Nostradamus wrote a lot more than his well-known Prophecies and Almanacs. He cast many individual horoscopes and made many individual prophecies to private (usually noble or royal) persons. In the course of my research for The Second Duchess I found a prophecy Nostradamus made privately to Alfonso II d’Este, the Duke of Ferrara, although I won’t go into detail about it here because who knows? Perhaps one day it will play a part in another Ferrara story.
However, this seed of information is presently flowering into a lovely plotline in the new book I’m working on. What if, what if. What if Nostradamus had written a series of prophetic quatrains for Mary of Guise, the dowager Queen and Regent of Scotland, mother of Mary Stuart, Queen of Scots? Mary of Guise visited France in 1550-1551 and might, just might have met Nostradamus, whose first published Almanac was for the year 1550.
What if the secret quatrains revealed the future of Scotland, vis-a-vis England and France? Imagine what, say, Elizabeth Tudor in England and Catherine de’ Medicis in France would have given to lay their hands on those prophecies.
What if Mary of Guise kept them in a silver casket? What if it was the same casket that eventually held the Casket Letters? What happened to the casket in between?
The thing is, to make this work I have to write the prophecies myself. So I have to write like Nostradamus. Now that is historical fiction with sprinkles.
I am such a sucker for mysterious theories like the Mayan prediction of the end of the world on December 21, 2012. (Apparently it isn’t so much the end of the world as it is the end of a cycle. But I digress.) I also love fiction set in historical Mesoamerica—Gary Jennings’ Aztec, for example, and Simon Levack’s wonderful and not-well-enough-known Yaotl mysteries. So when I saw Brian d’Amato’s In the Courts of the Sun I snatched it up immediately.
I wasn’t disappointed. Wow. What a ride. What an immersion in an ancient, utterly alien culture. It’s part historical fiction, part science fiction, part speculative fiction, part game-theory treatise. The dissonance between the modern-day protagonist and the world he’s thrown into is staggering and really brilliantly done.
I do have to ask, though—why does every book I read these days seem to end with a tacked-on “hook” into the next book? Why can’t a book just end, complete and beautiful in itself? I loved this book and I would have found and purchased a sequel, all by my lonesome. Really, I would.
The ever-fabulous Diana Fox pointed me to this blog. It has since become one of my daily pleasures. Who wouldn’t love two beagle boys marking their way across the country? With restaurant reviews! Scenery! Music lists! And more bonus beagle pictures!
Fred and Hank Mark America
I only wish they hadn’t had to skip Dallas due to time constraints. Maybe on the next trip Fred and Hank can meet Cressie and Boo!
I am a committed fan of Ariana Franklin’s Mistress of the Art of Death tales. The third book in the series, Grave Goods, finds Adelia Aguilar, medica of Salerno and the English King Henry II’s unofficial medical examiner (or “mistress of the art of death”), sent to Glastonbury to examine two mysterious skeletons which may or may not be the remains of Arthur and Guinevere. (There is fascinating historical background for this, which of course I had to research further after reading the book—one of the great pleasures of historical fiction.)

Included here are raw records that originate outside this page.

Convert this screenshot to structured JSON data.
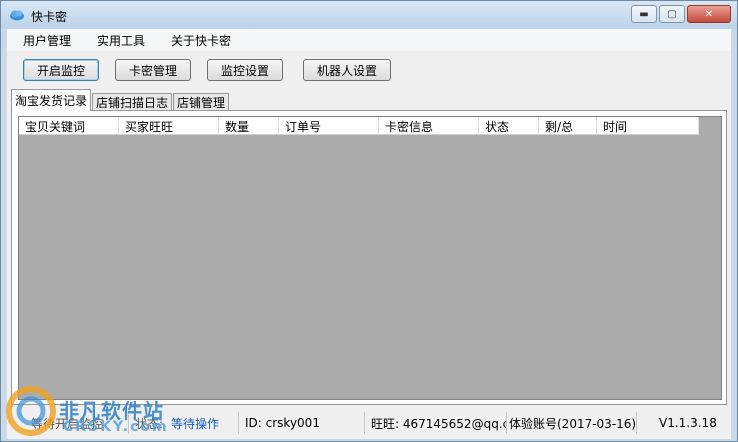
{
  "window": {
    "title": "快卡密",
    "minimize": "▬",
    "maximize": "▢",
    "close": "✕"
  },
  "menu": [
    {
      "label": "用户管理"
    },
    {
      "label": "实用工具"
    },
    {
      "label": "关于快卡密"
    }
  ],
  "toolbar": {
    "start_monitor": "开启监控",
    "card_manage": "卡密管理",
    "monitor_settings": "监控设置",
    "robot_settings": "机器人设置"
  },
  "tabs": [
    {
      "label": "淘宝发货记录"
    },
    {
      "label": "店铺扫描日志"
    },
    {
      "label": "店铺管理"
    }
  ],
  "grid": {
    "columns": [
      "宝贝关键词",
      "买家旺旺",
      "数量",
      "订单号",
      "卡密信息",
      "状态",
      "剩/总",
      "时间"
    ]
  },
  "status": {
    "monitor": "等待开启监控",
    "state_label": "状态:",
    "state_value": "等待操作",
    "id": "ID:  crsky001",
    "wangwang": "旺旺:  467145652@qq.com",
    "account": "体验账号(2017-03-16)",
    "version": "V1.1.3.18"
  },
  "watermark": {
    "line1": "非凡软件站",
    "line2": "CRSKY.com"
  },
  "colors": {
    "grid_bg": "#ababab",
    "titlebar": "#c8daea",
    "status_accent": "#1a5fc4"
  }
}
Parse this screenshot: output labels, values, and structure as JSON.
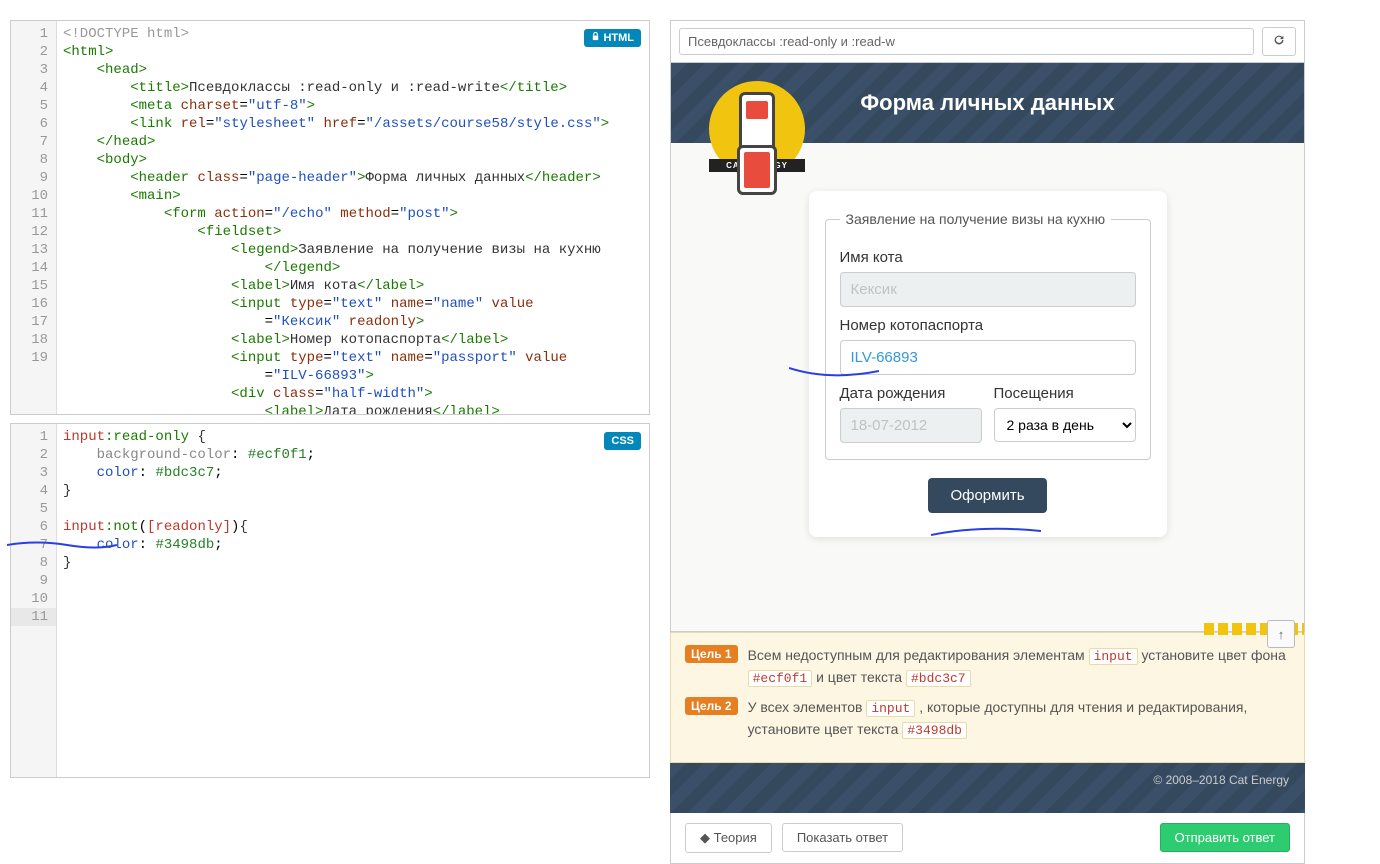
{
  "editors": {
    "html": {
      "badge": "HTML",
      "line_count": 19,
      "lines": [
        {
          "n": 1,
          "html": "<span class='t-dec'>&lt;!DOCTYPE html&gt;</span>"
        },
        {
          "n": 2,
          "html": "<span class='t-tag'>&lt;html&gt;</span>"
        },
        {
          "n": 3,
          "html": "    <span class='t-tag'>&lt;head&gt;</span>"
        },
        {
          "n": 4,
          "html": "        <span class='t-tag'>&lt;title&gt;</span><span class='t-txt'>Псевдоклассы :read-only и :read-write</span><span class='t-tag'>&lt;/title&gt;</span>"
        },
        {
          "n": 5,
          "html": "        <span class='t-tag'>&lt;meta</span> <span class='t-attr'>charset</span>=<span class='t-str'>\"utf-8\"</span><span class='t-tag'>&gt;</span>"
        },
        {
          "n": 6,
          "html": "        <span class='t-tag'>&lt;link</span> <span class='t-attr'>rel</span>=<span class='t-str'>\"stylesheet\"</span> <span class='t-attr'>href</span>=<span class='t-str'>\"/assets/course58/style.css\"</span><span class='t-tag'>&gt;</span>"
        },
        {
          "n": 7,
          "html": "    <span class='t-tag'>&lt;/head&gt;</span>"
        },
        {
          "n": 8,
          "html": "    <span class='t-tag'>&lt;body&gt;</span>"
        },
        {
          "n": 9,
          "html": "        <span class='t-tag'>&lt;header</span> <span class='t-attr'>class</span>=<span class='t-str'>\"page-header\"</span><span class='t-tag'>&gt;</span><span class='t-txt'>Форма личных данных</span><span class='t-tag'>&lt;/header&gt;</span>"
        },
        {
          "n": 10,
          "html": "        <span class='t-tag'>&lt;main&gt;</span>"
        },
        {
          "n": 11,
          "html": "            <span class='t-tag'>&lt;form</span> <span class='t-attr'>action</span>=<span class='t-str'>\"/echo\"</span> <span class='t-attr'>method</span>=<span class='t-str'>\"post\"</span><span class='t-tag'>&gt;</span>"
        },
        {
          "n": 12,
          "html": "                <span class='t-tag'>&lt;fieldset&gt;</span>"
        },
        {
          "n": 13,
          "html": "                    <span class='t-tag'>&lt;legend&gt;</span><span class='t-txt'>Заявление на получение визы на кухню</span>\n                        <span class='t-tag'>&lt;/legend&gt;</span>"
        },
        {
          "n": 14,
          "html": "                    <span class='t-tag'>&lt;label&gt;</span><span class='t-txt'>Имя кота</span><span class='t-tag'>&lt;/label&gt;</span>"
        },
        {
          "n": 15,
          "html": "                    <span class='t-tag'>&lt;input</span> <span class='t-attr'>type</span>=<span class='t-str'>\"text\"</span> <span class='t-attr'>name</span>=<span class='t-str'>\"name\"</span> <span class='t-attr'>value</span>\n                        =<span class='t-str'>\"Кексик\"</span> <span class='t-attr'>readonly</span><span class='t-tag'>&gt;</span>"
        },
        {
          "n": 16,
          "html": "                    <span class='t-tag'>&lt;label&gt;</span><span class='t-txt'>Номер котопаспорта</span><span class='t-tag'>&lt;/label&gt;</span>"
        },
        {
          "n": 17,
          "html": "                    <span class='t-tag'>&lt;input</span> <span class='t-attr'>type</span>=<span class='t-str'>\"text\"</span> <span class='t-attr'>name</span>=<span class='t-str'>\"passport\"</span> <span class='t-attr'>value</span>\n                        =<span class='t-str'>\"ILV-66893\"</span><span class='t-tag'>&gt;</span>"
        },
        {
          "n": 18,
          "html": "                    <span class='t-tag'>&lt;div</span> <span class='t-attr'>class</span>=<span class='t-str'>\"half-width\"</span><span class='t-tag'>&gt;</span>"
        },
        {
          "n": 19,
          "html": "                        <span class='t-tag'>&lt;label&gt;</span><span class='t-txt'>Дата рождения</span><span class='t-tag'>&lt;/label&gt;</span>"
        }
      ]
    },
    "css": {
      "badge": "CSS",
      "line_count": 11,
      "active_line": 11,
      "lines": [
        {
          "n": 1,
          "html": "<span class='t-sel-red'>input</span><span class='t-sel'>:read-only</span> <span class='t-brace'>{</span>"
        },
        {
          "n": 2,
          "html": "    <span class='t-prop-gray'>background-color</span>: <span class='t-val-hex'>#ecf0f1</span>;"
        },
        {
          "n": 3,
          "html": "    <span class='t-prop'>color</span>: <span class='t-val-hex'>#bdc3c7</span>;"
        },
        {
          "n": 4,
          "html": "<span class='t-brace'>}</span>"
        },
        {
          "n": 5,
          "html": ""
        },
        {
          "n": 6,
          "html": "<span class='t-sel-red'>input</span><span class='t-sel'>:not</span>(<span class='t-sel-red'>[readonly]</span>)<span class='t-brace'>{</span>"
        },
        {
          "n": 7,
          "html": "    <span class='t-prop'>color</span>: <span class='t-val-hex'>#3498db</span>;"
        },
        {
          "n": 8,
          "html": "<span class='t-brace'>}</span>"
        },
        {
          "n": 9,
          "html": ""
        },
        {
          "n": 10,
          "html": ""
        },
        {
          "n": 11,
          "html": ""
        }
      ]
    }
  },
  "preview": {
    "title": "Псевдоклассы :read-only и :read-w",
    "header": "Форма личных данных",
    "logo_text": "CAT ENERGY",
    "form": {
      "legend": "Заявление на получение визы на кухню",
      "name_label": "Имя кота",
      "name_value": "Кексик",
      "passport_label": "Номер котопаспорта",
      "passport_value": "ILV-66893",
      "dob_label": "Дата рождения",
      "dob_value": "18-07-2012",
      "visits_label": "Посещения",
      "visits_value": "2 раза в день",
      "submit": "Оформить"
    },
    "footer_text": "© 2008–2018 Cat Energy"
  },
  "goals": {
    "badge1": "Цель 1",
    "text1_a": "Всем недоступным для редактирования элементам ",
    "text1_code1": "input",
    "text1_b": " установите цвет фона ",
    "text1_code2": "#ecf0f1",
    "text1_c": " и цвет текста ",
    "text1_code3": "#bdc3c7",
    "badge2": "Цель 2",
    "text2_a": "У всех элементов ",
    "text2_code1": "input",
    "text2_b": " , которые доступны для чтения и редактирования, установите цвет текста ",
    "text2_code2": "#3498db"
  },
  "buttons": {
    "theory": "Теория",
    "show": "Показать ответ",
    "submit": "Отправить ответ"
  }
}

Franklin’s wry humor intertwines with mysterious monks, suspicious inn-keepers, vanishing traveling parties, terrifying (and sometimes quirkily sympathetic) forest outlaws, walled-up crypts on Glastonbury Tor, sealed secret passages, brooding marshes, and of course the forensic mystery of the skeletons—who are they? How did they come to be buried as they were?
I loved this book, as I loved the first two in the series. I wish, however, that Franklin had not added the very last paragraph. I won’t give away the content of the paragraph or even go into detail about why it jarred me so, but I would be very interested to hear other reactions!

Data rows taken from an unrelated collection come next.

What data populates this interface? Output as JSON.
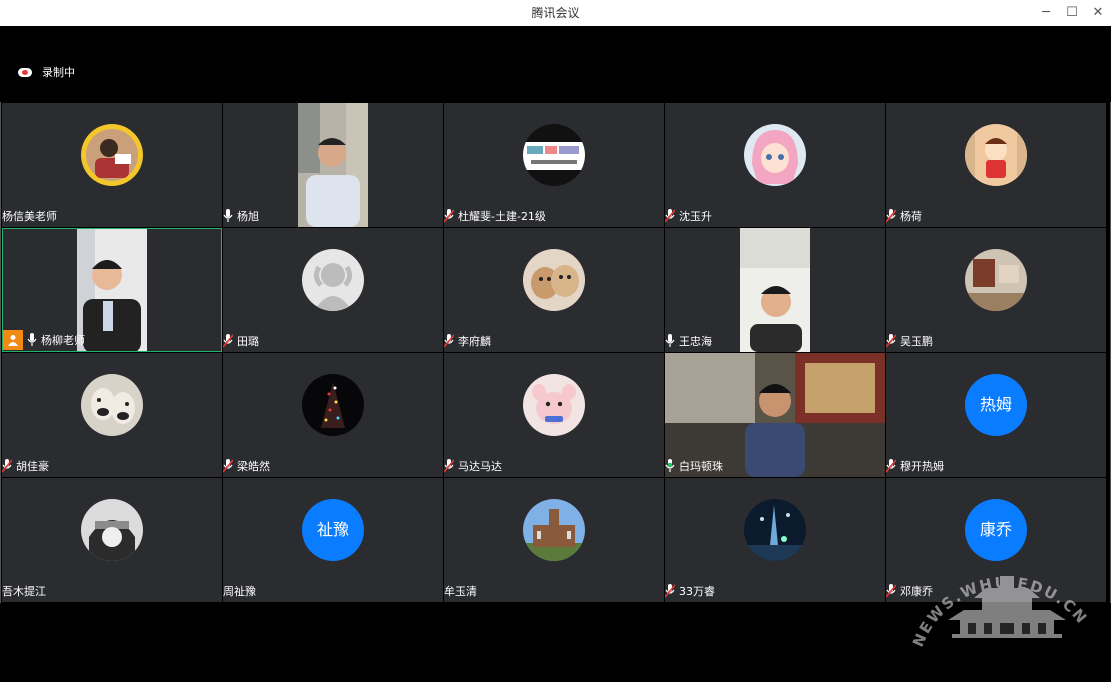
{
  "window": {
    "title": "腾讯会议"
  },
  "recording": {
    "label": "录制中"
  },
  "watermark": {
    "text": "NEWS.WHU.EDU.CN"
  },
  "participants": [
    {
      "name": "杨信美老师"
    },
    {
      "name": "杨旭"
    },
    {
      "name": "杜耀斐-土建-21级"
    },
    {
      "name": "沈玉升"
    },
    {
      "name": "杨荷"
    },
    {
      "name": "杨柳老师"
    },
    {
      "name": "田璐"
    },
    {
      "name": "李府麟"
    },
    {
      "name": "王忠海"
    },
    {
      "name": "吴玉鹏"
    },
    {
      "name": "胡佳豪"
    },
    {
      "name": "梁皓然"
    },
    {
      "name": "马达马达"
    },
    {
      "name": "白玛顿珠"
    },
    {
      "name": "穆开热姆"
    },
    {
      "name": "吾木提江"
    },
    {
      "name": "周祉豫"
    },
    {
      "name": "牟玉清"
    },
    {
      "name": "33万睿"
    },
    {
      "name": "邓康乔"
    }
  ],
  "avatar_text": {
    "p14": "热姆",
    "p16": "祉豫",
    "p19": "康乔"
  },
  "colors": {
    "tile": "#2b2c30",
    "avatar_blue": "#0a7cff",
    "active_border": "#22b36b",
    "host_badge": "#f08a10"
  }
}
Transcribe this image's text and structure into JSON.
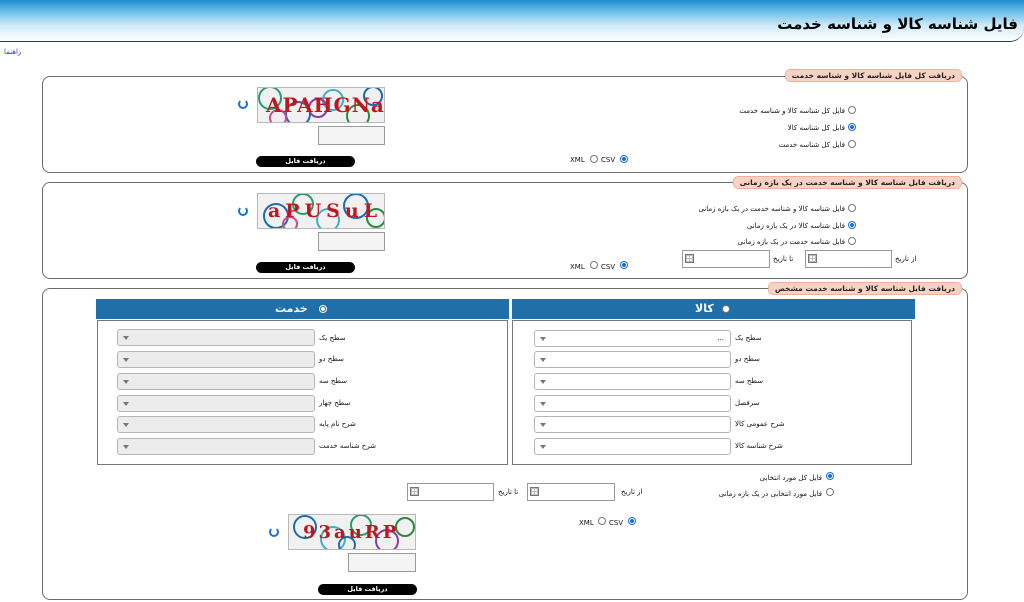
{
  "header": {
    "title": "فایل شناسه کالا و شناسه خدمت",
    "help_link": "راهنما"
  },
  "buttons": {
    "download": "دریافت فایل"
  },
  "format": {
    "xml": "XML",
    "csv": "CSV"
  },
  "section1": {
    "legend": "دریافت کل فایل شناسه کالا و شناسه خدمت",
    "options": [
      "فایل کل شناسه کالا و شناسه خدمت",
      "فایل کل شناسه کالا",
      "فایل کل شناسه خدمت"
    ],
    "selected_option": 1,
    "captcha_text": "APAHGNa"
  },
  "section2": {
    "legend": "دریافت فایل شناسه کالا و شناسه خدمت در یک بازه زمانی",
    "options": [
      "فایل شناسه کالا و شناسه خدمت در یک بازه زمانی",
      "فایل شناسه کالا در یک بازه زمانی",
      "فایل شناسه خدمت در یک بازه زمانی"
    ],
    "selected_option": 1,
    "from_label": "از تاریخ",
    "to_label": "تا تاریخ",
    "captcha_text": "aPUSuL"
  },
  "section3": {
    "legend": "دریافت فایل شناسه کالا و شناسه خدمت مشخص",
    "kala": {
      "title": "کالا",
      "fields": [
        {
          "label": "سطح یک",
          "value": "..."
        },
        {
          "label": "سطح دو",
          "value": ""
        },
        {
          "label": "سطح سه",
          "value": ""
        },
        {
          "label": "سرفصل",
          "value": ""
        },
        {
          "label": "شرح عمومی کالا",
          "value": ""
        },
        {
          "label": "شرح شناسه کالا",
          "value": ""
        }
      ]
    },
    "khedmat": {
      "title": "خدمت",
      "fields": [
        {
          "label": "سطح یک",
          "value": ""
        },
        {
          "label": "سطح دو",
          "value": ""
        },
        {
          "label": "سطح سه",
          "value": ""
        },
        {
          "label": "سطح چهار",
          "value": ""
        },
        {
          "label": "شرح نام پایه",
          "value": ""
        },
        {
          "label": "شرح شناسه خدمت",
          "value": ""
        }
      ]
    },
    "options": [
      "فایل کل مورد انتخابی",
      "فایل مورد انتخابی در یک بازه زمانی"
    ],
    "selected_option": 0,
    "from_label": "از تاریخ",
    "to_label": "تا تاریخ",
    "captcha_text": "93auRP"
  },
  "colors": {
    "accent": "#1f6faa",
    "legend_bg": "#f9d2c4",
    "radio": "#1a6fdc"
  }
}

For a writer, I don’t actually write much about writing here, do I?
For me, writing a book is like making piecrust. (Mmmm, pie.) One must pay attention to what one is doing and pull it together with a light hand. Work it too much, and it gets tough and gray. Give it to someone else to play with, and it may turn out to be mince instead of apple. Take it out of the oven every few minutes to see what it looks like, and it will never be more than half-baked.
So although I am in the very early stages of working on a new project, I won’t be writing about it in much detail. It’s also set in the sixteenth century. It also features some historical personages and some fictional characters. It also combines elements of mystery, adventure, romance, character study, fabulous food and magnificent costumery, palace intrigue and sudden death.
Or as I like to call it—historical fiction with sprinkles.